§ Task prompt: With all images left out, restate the records below exactly as written.

(Records from a dataset)
- Opening Delimiter -
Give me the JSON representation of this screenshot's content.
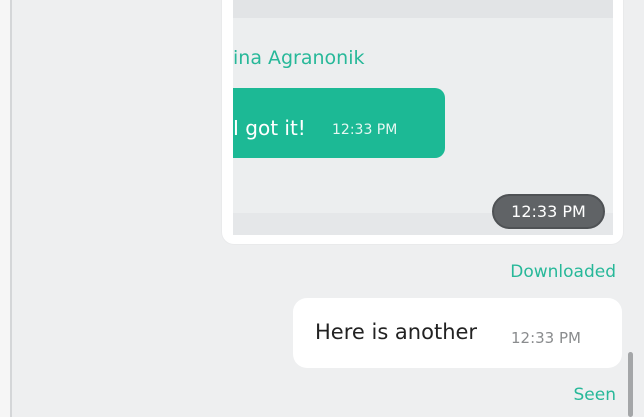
{
  "attachment": {
    "sender_name": "ina Agranonik",
    "message_text": "I got it!",
    "message_time": "12:33 PM",
    "attachment_time": "12:33 PM"
  },
  "status_downloaded": "Downloaded",
  "outgoing_message": {
    "text": "Here is another",
    "time": "12:33 PM"
  },
  "status_seen": "Seen",
  "colors": {
    "accent_green": "#1cb995",
    "status_text": "#27b899",
    "background": "#eeeff0",
    "bubble_white": "#ffffff"
  }
}
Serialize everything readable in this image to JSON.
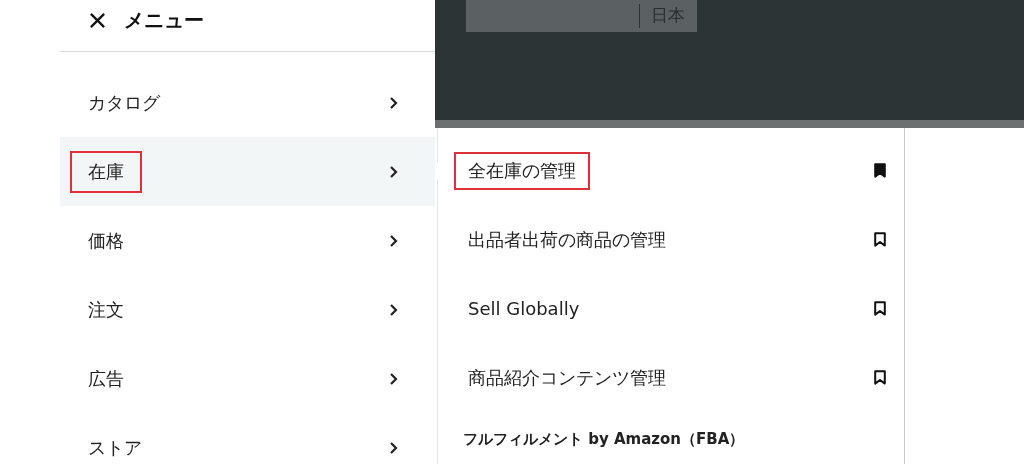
{
  "menu": {
    "title": "メニュー",
    "items": [
      {
        "label": "カタログ",
        "selected": false,
        "highlighted": false
      },
      {
        "label": "在庫",
        "selected": true,
        "highlighted": true
      },
      {
        "label": "価格",
        "selected": false,
        "highlighted": false
      },
      {
        "label": "注文",
        "selected": false,
        "highlighted": false
      },
      {
        "label": "広告",
        "selected": false,
        "highlighted": false
      },
      {
        "label": "ストア",
        "selected": false,
        "highlighted": false
      }
    ]
  },
  "top_bar": {
    "locale": "日本"
  },
  "submenu": {
    "items": [
      {
        "kind": "link",
        "label": "全在庫の管理",
        "bookmarked": true,
        "highlighted": true
      },
      {
        "kind": "link",
        "label": "出品者出荷の商品の管理",
        "bookmarked": false,
        "highlighted": false
      },
      {
        "kind": "link",
        "label": "Sell Globally",
        "bookmarked": false,
        "highlighted": false
      },
      {
        "kind": "link",
        "label": "商品紹介コンテンツ管理",
        "bookmarked": false,
        "highlighted": false
      },
      {
        "kind": "heading",
        "label": "フルフィルメント by Amazon（FBA）"
      }
    ]
  }
}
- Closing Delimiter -
§ Task result:
Give me the JSON representation of this screenshot's content.
{
  "attachment": {
    "sender_name": "ina Agranonik",
    "message_text": "I got it!",
    "message_time": "12:33 PM",
    "attachment_time": "12:33 PM"
  },
  "status_downloaded": "Downloaded",
  "outgoing_message": {
    "text": "Here is another",
    "time": "12:33 PM"
  },
  "status_seen": "Seen",
  "colors": {
    "accent_green": "#1cb995",
    "status_text": "#27b899",
    "background": "#eeeff0",
    "bubble_white": "#ffffff"
  }
}
Serialize everything readable in this image to JSON.
{
  "menu": {
    "title": "メニュー",
    "items": [
      {
        "label": "カタログ",
        "selected": false,
        "highlighted": false
      },
      {
        "label": "在庫",
        "selected": true,
        "highlighted": true
      },
      {
        "label": "価格",
        "selected": false,
        "highlighted": false
      },
      {
        "label": "注文",
        "selected": false,
        "highlighted": false
      },
      {
        "label": "広告",
        "selected": false,
        "highlighted": false
      },
      {
        "label": "ストア",
        "selected": false,
        "highlighted": false
      }
    ]
  },
  "top_bar": {
    "locale": "日本"
  },
  "submenu": {
    "items": [
      {
        "kind": "link",
        "label": "全在庫の管理",
        "bookmarked": true,
        "highlighted": true
      },
      {
        "kind": "link",
        "label": "出品者出荷の商品の管理",
        "bookmarked": false,
        "highlighted": false
      },
      {
        "kind": "link",
        "label": "Sell Globally",
        "bookmarked": false,
        "highlighted": false
      },
      {
        "kind": "link",
        "label": "商品紹介コンテンツ管理",
        "bookmarked": false,
        "highlighted": false
      },
      {
        "kind": "heading",
        "label": "フルフィルメント by Amazon（FBA）"
      }
    ]
  }
}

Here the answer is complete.